(BRIEF) Count, in the data that follows, every line with the string "JSON", and give that count as the whole reply.

Records from a collection
= Beginning of Section =

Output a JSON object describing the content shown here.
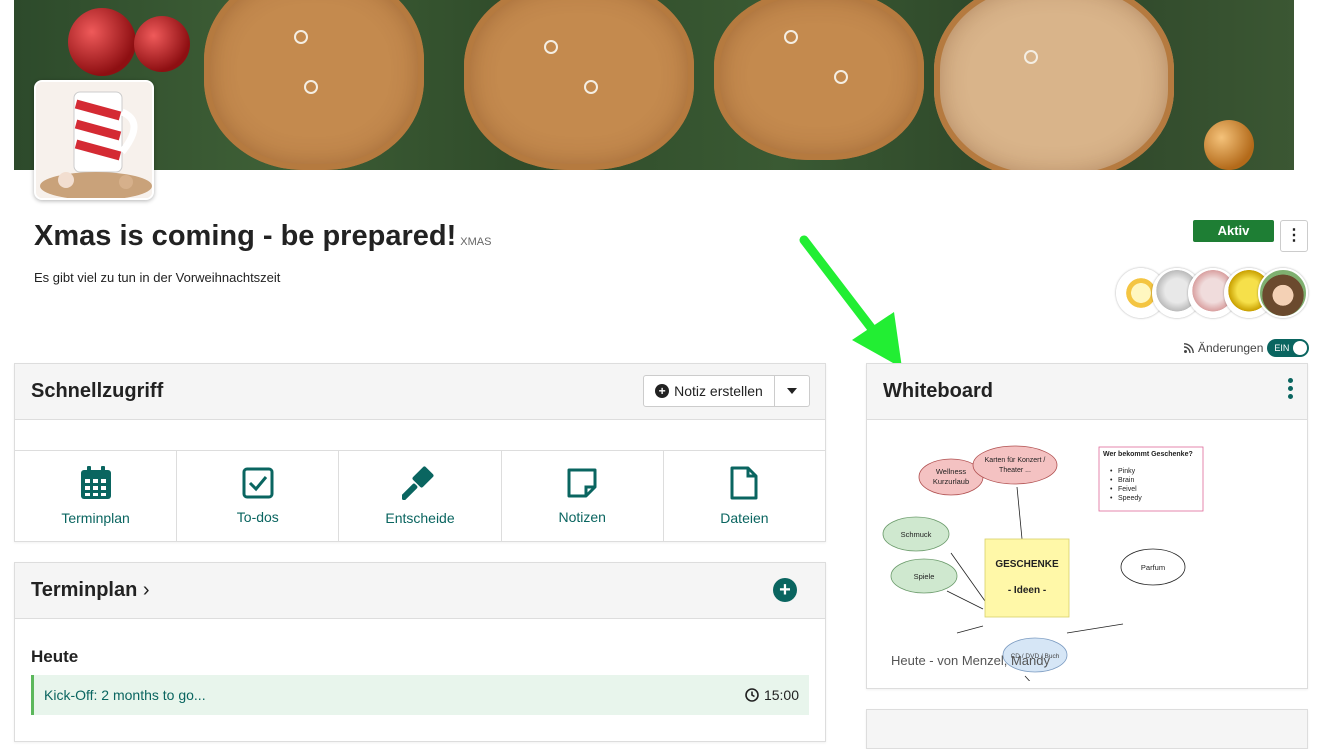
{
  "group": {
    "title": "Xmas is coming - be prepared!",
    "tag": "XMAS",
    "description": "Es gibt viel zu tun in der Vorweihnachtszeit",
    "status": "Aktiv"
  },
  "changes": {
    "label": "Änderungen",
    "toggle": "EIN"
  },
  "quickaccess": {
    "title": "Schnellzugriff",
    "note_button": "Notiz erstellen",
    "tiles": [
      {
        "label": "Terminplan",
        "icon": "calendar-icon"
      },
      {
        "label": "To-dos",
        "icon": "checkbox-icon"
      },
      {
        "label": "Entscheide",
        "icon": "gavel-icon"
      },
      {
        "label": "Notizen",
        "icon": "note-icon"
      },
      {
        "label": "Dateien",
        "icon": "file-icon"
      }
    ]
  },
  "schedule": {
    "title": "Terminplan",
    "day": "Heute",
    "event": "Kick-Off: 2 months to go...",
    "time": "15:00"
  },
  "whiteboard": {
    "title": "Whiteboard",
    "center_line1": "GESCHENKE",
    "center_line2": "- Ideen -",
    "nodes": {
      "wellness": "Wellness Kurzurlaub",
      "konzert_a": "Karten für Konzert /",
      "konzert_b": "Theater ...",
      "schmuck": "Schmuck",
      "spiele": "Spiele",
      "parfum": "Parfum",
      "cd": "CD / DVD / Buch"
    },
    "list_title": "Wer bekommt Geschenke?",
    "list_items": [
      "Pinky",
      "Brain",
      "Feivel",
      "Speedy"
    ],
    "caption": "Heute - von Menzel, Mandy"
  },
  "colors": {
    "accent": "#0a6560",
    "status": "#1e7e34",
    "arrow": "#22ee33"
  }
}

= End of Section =
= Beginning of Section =

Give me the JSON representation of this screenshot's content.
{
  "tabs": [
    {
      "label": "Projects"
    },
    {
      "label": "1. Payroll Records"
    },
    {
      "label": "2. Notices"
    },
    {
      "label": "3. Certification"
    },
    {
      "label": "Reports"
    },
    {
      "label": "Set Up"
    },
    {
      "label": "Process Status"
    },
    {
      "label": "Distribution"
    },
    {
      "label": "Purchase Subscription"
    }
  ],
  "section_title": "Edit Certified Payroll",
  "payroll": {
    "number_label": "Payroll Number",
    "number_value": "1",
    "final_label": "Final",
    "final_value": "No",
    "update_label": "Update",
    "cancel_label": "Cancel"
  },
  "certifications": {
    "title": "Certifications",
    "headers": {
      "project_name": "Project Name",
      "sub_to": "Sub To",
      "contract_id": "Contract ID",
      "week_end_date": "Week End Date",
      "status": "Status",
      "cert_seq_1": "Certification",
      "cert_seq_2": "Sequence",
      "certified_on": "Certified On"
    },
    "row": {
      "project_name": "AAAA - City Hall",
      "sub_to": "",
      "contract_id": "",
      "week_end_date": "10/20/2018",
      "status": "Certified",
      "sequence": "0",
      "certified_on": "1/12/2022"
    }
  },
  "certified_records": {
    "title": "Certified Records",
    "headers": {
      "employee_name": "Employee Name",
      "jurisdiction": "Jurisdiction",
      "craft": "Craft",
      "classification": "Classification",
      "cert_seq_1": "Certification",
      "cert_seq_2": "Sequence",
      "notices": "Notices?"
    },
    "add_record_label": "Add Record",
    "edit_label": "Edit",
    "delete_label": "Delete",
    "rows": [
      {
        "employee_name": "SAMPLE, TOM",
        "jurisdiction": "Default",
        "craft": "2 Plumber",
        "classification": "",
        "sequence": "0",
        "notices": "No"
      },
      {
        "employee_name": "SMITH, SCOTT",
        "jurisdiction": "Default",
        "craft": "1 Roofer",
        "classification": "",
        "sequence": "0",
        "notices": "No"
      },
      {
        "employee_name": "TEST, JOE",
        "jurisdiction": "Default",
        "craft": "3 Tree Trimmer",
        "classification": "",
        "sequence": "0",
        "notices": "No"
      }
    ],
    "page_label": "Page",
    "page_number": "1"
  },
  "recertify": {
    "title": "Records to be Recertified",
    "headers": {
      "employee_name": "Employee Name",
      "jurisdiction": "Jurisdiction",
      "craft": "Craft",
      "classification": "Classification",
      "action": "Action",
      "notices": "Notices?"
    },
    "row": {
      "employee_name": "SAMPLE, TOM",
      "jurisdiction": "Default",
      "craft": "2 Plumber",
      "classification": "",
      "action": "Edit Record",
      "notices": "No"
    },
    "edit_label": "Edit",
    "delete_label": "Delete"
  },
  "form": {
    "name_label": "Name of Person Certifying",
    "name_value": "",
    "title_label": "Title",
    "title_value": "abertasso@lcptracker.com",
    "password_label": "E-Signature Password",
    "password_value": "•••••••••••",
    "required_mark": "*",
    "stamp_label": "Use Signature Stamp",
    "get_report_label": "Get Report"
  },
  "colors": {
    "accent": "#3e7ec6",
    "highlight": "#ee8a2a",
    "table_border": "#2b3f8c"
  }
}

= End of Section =

(ANSWER TO THIS PROBLEM) 2